Newsletter volume 1 number 2
This legislation will cover roughly 43 million Americans with disabilities, and observers predict a landslide of new lawsuits unless managers develop a clear understanding of the law's requirements. Here are a few tips for keeping your interviews legal:
- You may not make a pre-employment inquiry in an interview or application form as to whether or to what extent an individual is disabled.
- You may ask a job applicant whether he or she can perform particular job functions, including those tasks you consider difficult or impossible to perform because of an obvious disability.
- The focus of the interview should be on what the job involves, not on the disability of the applicant. All questions should be job-related. If you react more to the handicap than to the person, you are in violation of the ADA.
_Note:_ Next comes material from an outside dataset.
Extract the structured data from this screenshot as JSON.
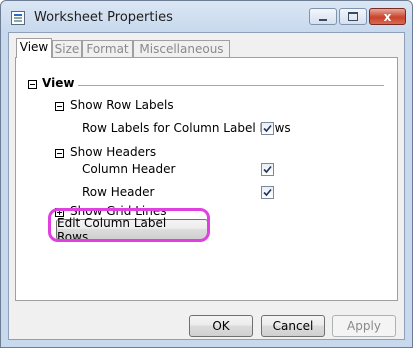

- If you interview a candidate with an obvious disability for over a half hour and the disability never comes up, the applicant will assume you are just going through the motions of conducting an interview.
- Discuss with the applicant what kind of accommodation would be needed only after you have established that the person is qualified for the job and you are seriously considering them for employment.